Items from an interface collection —

────────────────

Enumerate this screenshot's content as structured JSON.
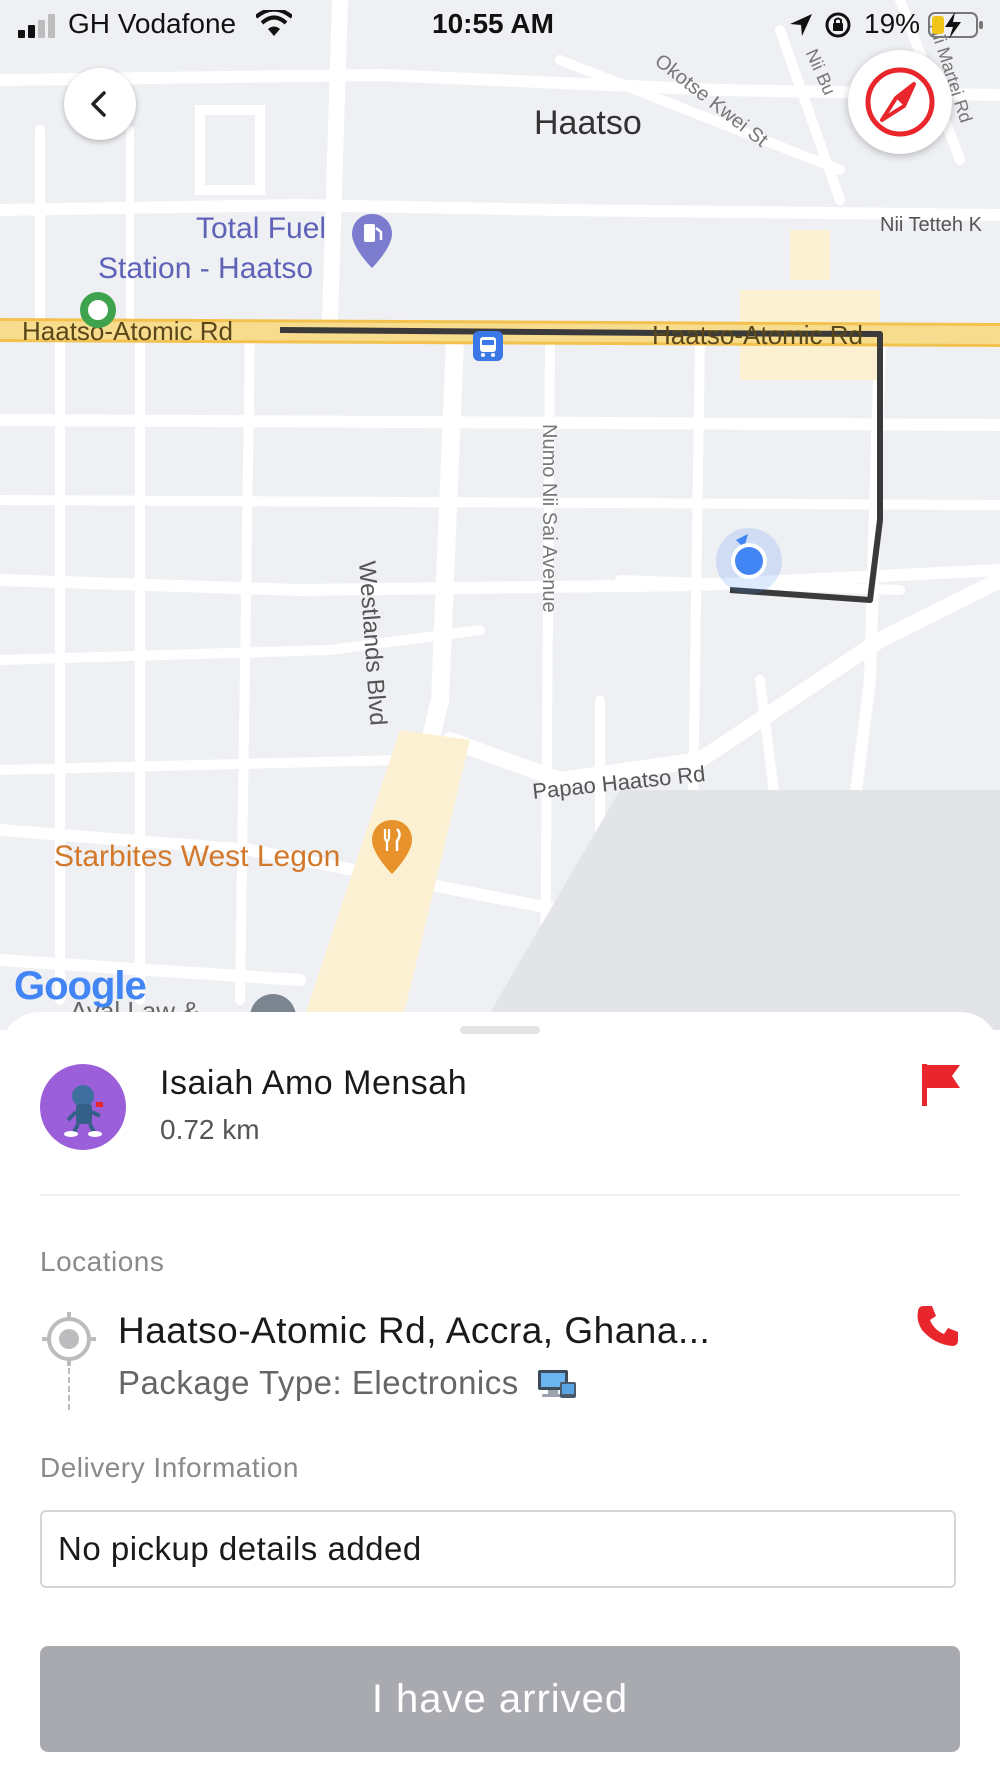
{
  "status_bar": {
    "carrier": "GH Vodafone",
    "time": "10:55 AM",
    "battery_percent": "19%",
    "signal_bars": 2,
    "battery_level": 0.19
  },
  "map": {
    "labels": {
      "haatso": "Haatso",
      "fuel_station": "Total Fuel",
      "fuel_station_line2": "Station - Haatso",
      "road_left": "Haatso-Atomic Rd",
      "road_right": "Haatso-Atomic Rd",
      "westlands": "Westlands Blvd",
      "numo": "Numo Nii Sai Avenue",
      "papao": "Papao Haatso Rd",
      "starbites": "Starbites West Legon",
      "okotse": "Okotse Kwei St",
      "nii_tetteh": "Nii Tetteh K",
      "nii_bu": "Nii Bu",
      "nii_martei": "Nii Martei Rd",
      "law": "Aval Law &",
      "google": "Google"
    },
    "colors": {
      "route": "#3a3a3a",
      "user_dot": "#4285f4",
      "fuel_pin": "#7c7ccf",
      "food_pin": "#e8922c",
      "main_road": "#f6d98a"
    }
  },
  "sheet": {
    "driver_name": "Isaiah Amo Mensah",
    "distance": "0.72 km",
    "locations_label": "Locations",
    "address": "Haatso-Atomic Rd, Accra, Ghana...",
    "package_type": "Package Type: Electronics",
    "delivery_label": "Delivery Information",
    "pickup_details": "No pickup details added",
    "arrive_button": "I have arrived",
    "accent_color": "#e8262b"
  }
}
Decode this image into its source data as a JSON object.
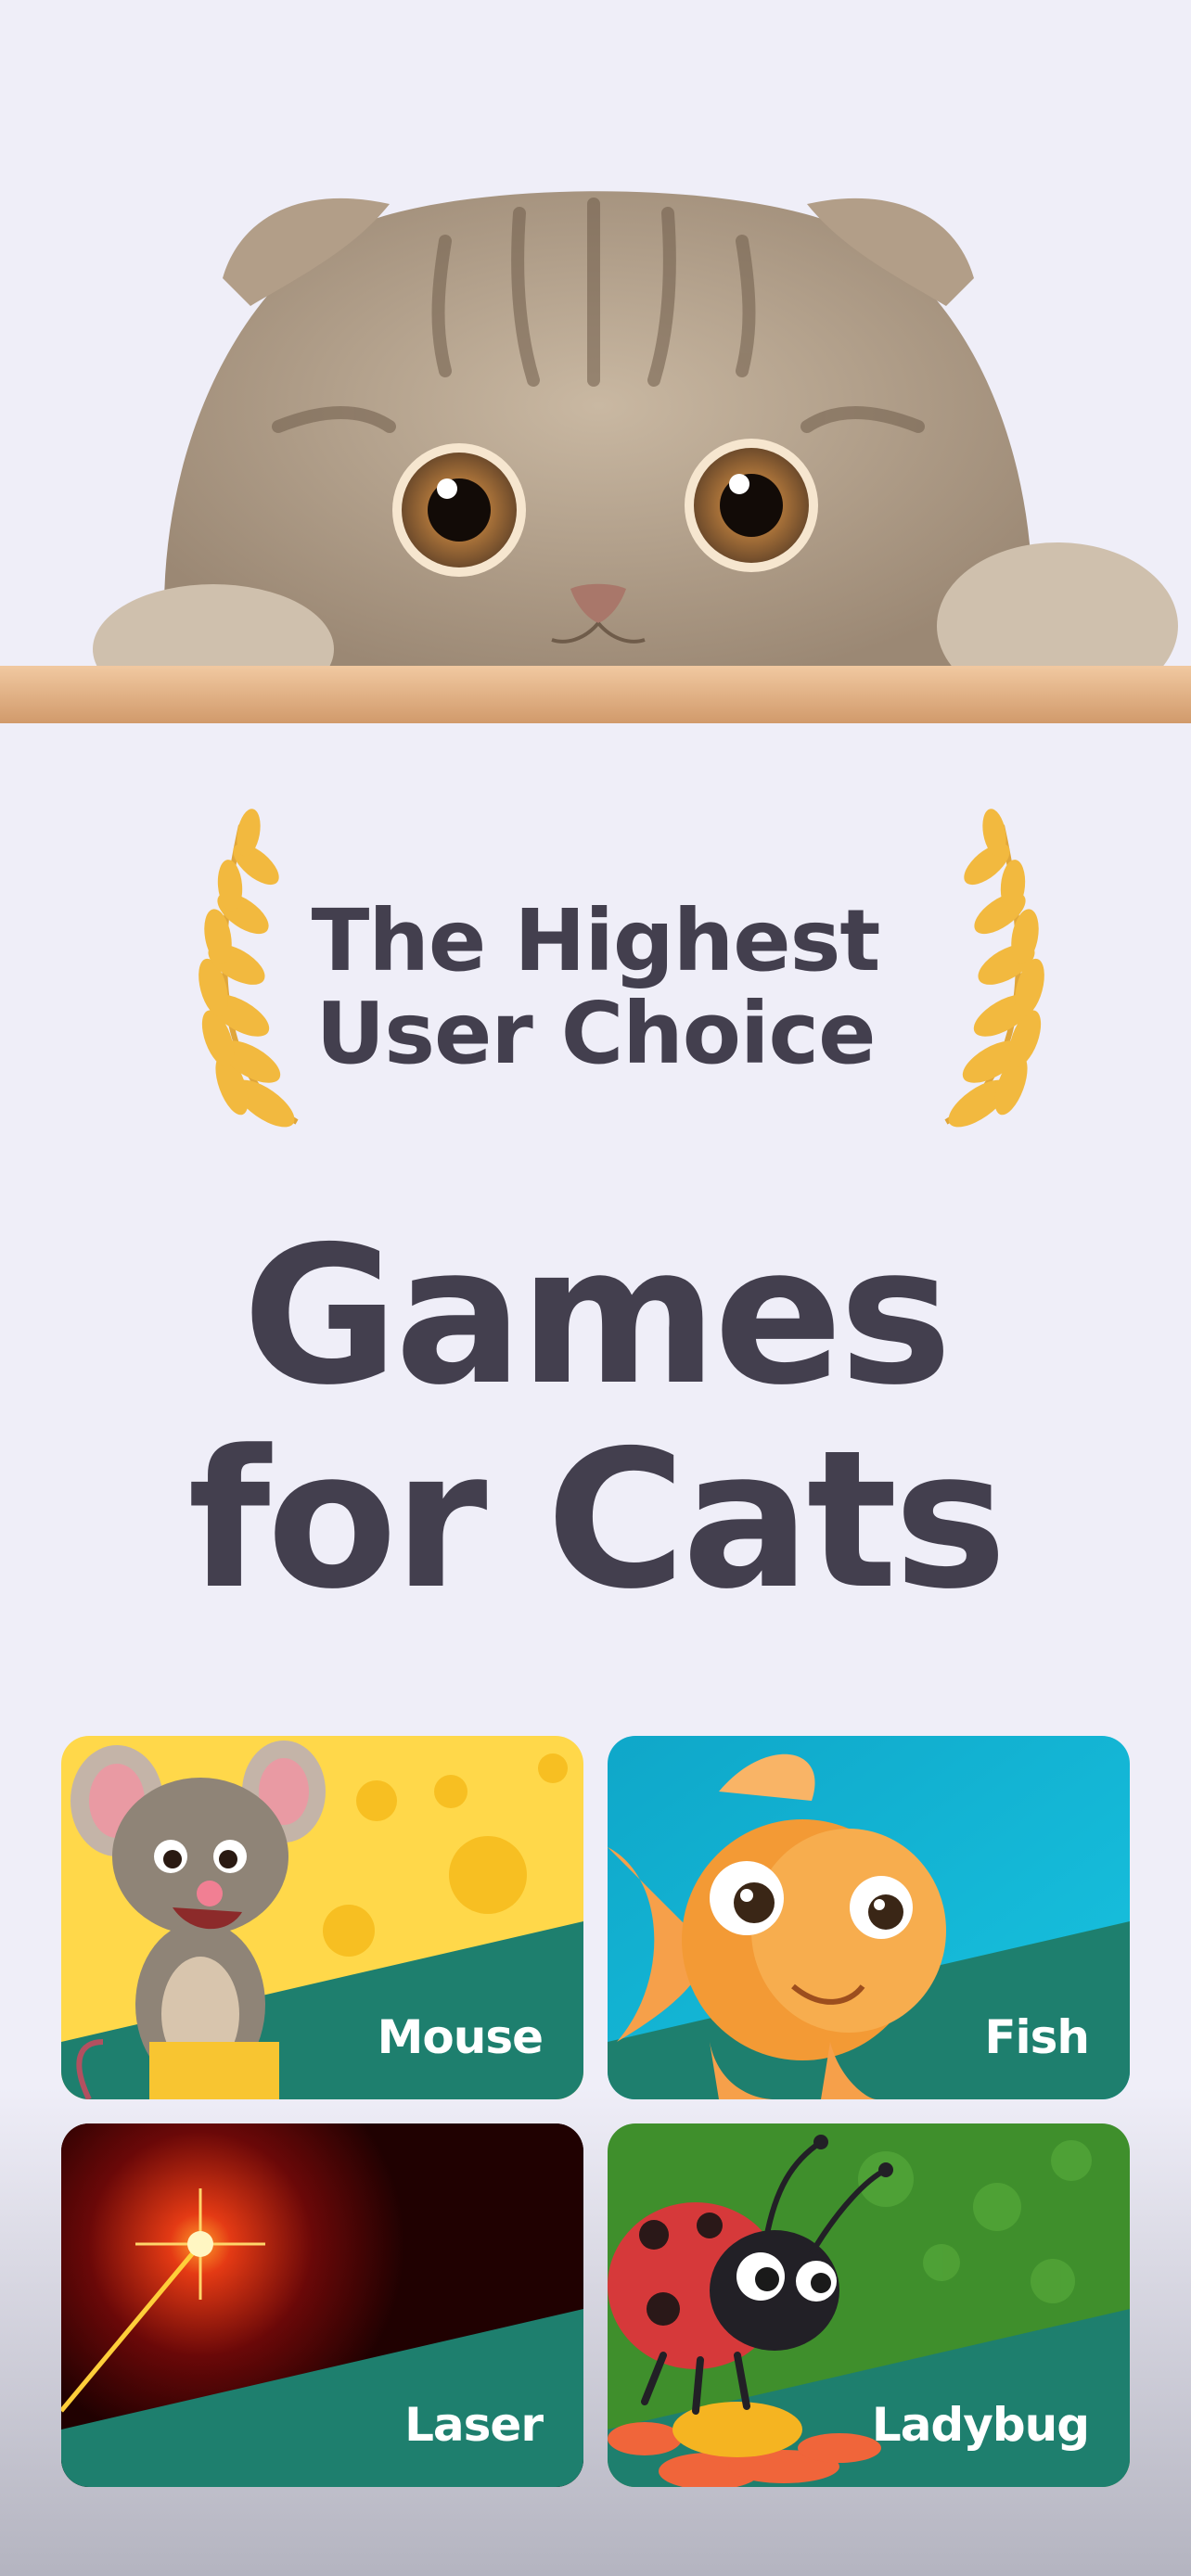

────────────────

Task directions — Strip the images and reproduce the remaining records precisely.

Result for this exercise —
Enumerate this screenshot's content as structured JSON.
{
  "status_bar": {
    "carrier": "GH Vodafone",
    "time": "10:55 AM",
    "battery_percent": "19%",
    "signal_bars": 2,
    "battery_level": 0.19
  },
  "map": {
    "labels": {
      "haatso": "Haatso",
      "fuel_station": "Total Fuel",
      "fuel_station_line2": "Station - Haatso",
      "road_left": "Haatso-Atomic Rd",
      "road_right": "Haatso-Atomic Rd",
      "westlands": "Westlands Blvd",
      "numo": "Numo Nii Sai Avenue",
      "papao": "Papao Haatso Rd",
      "starbites": "Starbites West Legon",
      "okotse": "Okotse Kwei St",
      "nii_tetteh": "Nii Tetteh K",
      "nii_bu": "Nii Bu",
      "nii_martei": "Nii Martei Rd",
      "law": "Aval Law &",
      "google": "Google"
    },
    "colors": {
      "route": "#3a3a3a",
      "user_dot": "#4285f4",
      "fuel_pin": "#7c7ccf",
      "food_pin": "#e8922c",
      "main_road": "#f6d98a"
    }
  },
  "sheet": {
    "driver_name": "Isaiah Amo Mensah",
    "distance": "0.72 km",
    "locations_label": "Locations",
    "address": "Haatso-Atomic Rd, Accra, Ghana...",
    "package_type": "Package Type: Electronics",
    "delivery_label": "Delivery Information",
    "pickup_details": "No pickup details added",
    "arrive_button": "I have arrived",
    "accent_color": "#e8262b"
  }
}
Decode this image into its source data as a JSON object.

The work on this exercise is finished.